- No takers for Hippos
By S. Kenneth Shishir
Which animal is most sought-after for adoption? No prizes for guessing. It is either tiger or elephant. Because, these two are the most popular animals in people’s mind and also visually appealing. Also, they figure quite prominently in Hindu mythology along with other animals. But what about Hippo?
It seems so as while everyone wants to adopt big cats, elephants, giraffe etc., there are no takers for the poor Hippos. The Zoo employees say the Hippo has no takers because most people find it visually unappealing and also it does not have any presence in Indian mythology. So for many, it is like a foreign animal.
To add to its woes, the Hippo is not seen in the wild in India, so people and children have not seen it when they go on a forest safari. Because of this, nobody has much information about this unique animal, unless they catch a show on Hippos on National Geographic or Discovery Channels, says Dr. Madan Kompal, the Zoo Veterinarian.
Speaking of Hippo being unique, Dr. Madan said, they are one of the toughest animals, most aggressive when agitated, have powerful jaws and give birth in water.
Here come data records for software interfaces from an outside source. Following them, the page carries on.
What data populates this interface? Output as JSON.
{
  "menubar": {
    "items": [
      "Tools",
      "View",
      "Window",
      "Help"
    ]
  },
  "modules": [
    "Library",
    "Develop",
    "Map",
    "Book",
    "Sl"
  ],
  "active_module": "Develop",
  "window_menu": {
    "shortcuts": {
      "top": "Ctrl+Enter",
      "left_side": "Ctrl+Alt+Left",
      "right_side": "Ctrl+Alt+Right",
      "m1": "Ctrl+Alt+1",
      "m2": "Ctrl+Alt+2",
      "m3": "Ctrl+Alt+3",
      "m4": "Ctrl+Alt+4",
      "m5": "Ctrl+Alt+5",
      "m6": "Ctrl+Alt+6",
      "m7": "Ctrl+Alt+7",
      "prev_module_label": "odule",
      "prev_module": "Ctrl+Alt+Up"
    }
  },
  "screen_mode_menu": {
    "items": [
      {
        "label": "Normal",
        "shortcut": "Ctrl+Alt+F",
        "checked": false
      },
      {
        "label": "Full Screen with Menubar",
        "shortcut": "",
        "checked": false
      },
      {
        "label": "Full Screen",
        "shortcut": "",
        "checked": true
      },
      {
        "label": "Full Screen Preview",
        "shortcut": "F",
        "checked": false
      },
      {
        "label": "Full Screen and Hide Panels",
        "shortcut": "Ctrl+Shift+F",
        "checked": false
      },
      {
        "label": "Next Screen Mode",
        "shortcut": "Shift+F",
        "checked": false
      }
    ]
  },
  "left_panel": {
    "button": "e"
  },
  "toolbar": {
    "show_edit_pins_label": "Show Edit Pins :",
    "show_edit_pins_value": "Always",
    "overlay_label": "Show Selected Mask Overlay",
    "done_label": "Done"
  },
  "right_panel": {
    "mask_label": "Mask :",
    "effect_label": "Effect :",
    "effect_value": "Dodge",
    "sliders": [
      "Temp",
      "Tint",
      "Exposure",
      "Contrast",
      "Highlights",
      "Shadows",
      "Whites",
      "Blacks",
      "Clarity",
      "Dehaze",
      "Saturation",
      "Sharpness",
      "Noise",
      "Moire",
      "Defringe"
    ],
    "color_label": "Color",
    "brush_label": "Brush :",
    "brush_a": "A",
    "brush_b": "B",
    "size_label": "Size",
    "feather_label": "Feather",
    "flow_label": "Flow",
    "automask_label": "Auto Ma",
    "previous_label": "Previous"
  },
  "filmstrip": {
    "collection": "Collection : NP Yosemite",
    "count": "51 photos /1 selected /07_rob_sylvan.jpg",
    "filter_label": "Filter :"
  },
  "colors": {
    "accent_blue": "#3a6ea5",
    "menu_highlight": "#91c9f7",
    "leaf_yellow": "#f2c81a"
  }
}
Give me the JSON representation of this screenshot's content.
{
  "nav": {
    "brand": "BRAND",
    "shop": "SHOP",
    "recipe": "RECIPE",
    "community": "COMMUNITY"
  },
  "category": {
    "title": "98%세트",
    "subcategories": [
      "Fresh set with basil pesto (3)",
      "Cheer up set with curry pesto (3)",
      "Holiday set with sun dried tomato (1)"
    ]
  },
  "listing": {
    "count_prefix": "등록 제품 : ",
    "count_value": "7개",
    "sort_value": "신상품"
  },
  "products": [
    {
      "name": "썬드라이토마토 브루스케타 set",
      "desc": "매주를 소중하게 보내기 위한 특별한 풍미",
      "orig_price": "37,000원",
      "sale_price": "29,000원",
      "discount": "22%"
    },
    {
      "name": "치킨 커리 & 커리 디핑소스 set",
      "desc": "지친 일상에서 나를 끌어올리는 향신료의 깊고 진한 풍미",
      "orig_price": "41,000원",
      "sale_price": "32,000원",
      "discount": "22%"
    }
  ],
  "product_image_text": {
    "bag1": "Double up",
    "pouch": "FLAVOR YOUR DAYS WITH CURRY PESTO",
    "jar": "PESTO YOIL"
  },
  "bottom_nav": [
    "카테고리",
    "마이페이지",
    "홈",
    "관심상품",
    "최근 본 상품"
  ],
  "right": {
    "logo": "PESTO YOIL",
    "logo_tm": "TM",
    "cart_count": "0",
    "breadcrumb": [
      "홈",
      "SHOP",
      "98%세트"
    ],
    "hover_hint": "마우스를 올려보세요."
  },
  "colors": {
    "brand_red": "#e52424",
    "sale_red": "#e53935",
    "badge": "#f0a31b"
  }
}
Dr. Madan adds, “many consider Hippo to be a close relative of the elephant, but it is actually a close relative of a whale. In Kannada, it is called ‘Neeru Kudure’ (water horse) and not ‘Neeru Aane’ (water elephant).”
He further adds that though Hippos spend most of their time in water, they cannot breathe underwater and have to come to the surface for intake of air. They sleep with their heads under the water and have to resurface every three to five minutes to breathe. The process of resurfacing and breathing is automatic, which means a Hippo which is sleeping underwater will resurface and breathe without waking up or this process is done by them unconsciously.
Dr. Madan finally adds saying “I hope people appreciate this unique animal and adopt it.”
Hippo in ancient Greek translates to “river horse” yet modern science linked the animals to pigs. The most recent studies have found they are more closely related to whales.
Mysuru Zoo has five male and four female Hippos aged between three and 45 years. They mostly remain submerged in water to remain cool and once they are out of water, they secrete an oily red substance (which is mistaken as blood) that acts as a moisturiser to protect themselves from germs. In the wild, Hippos forage for food during night and considering their enormous size, their food intake is relatively low.
Another interesting fact is Hippos give birth in water and give milk to the newborn calf underwater. In the wild, Hippos live for around 40 years, while in captivity they tend to live longer and may reach up to 50 years.
Hippo manure available
Dr. Madan Kompal said that Hippo dung was helping the Zoo in manufacturing vermicompost which is sold to the public.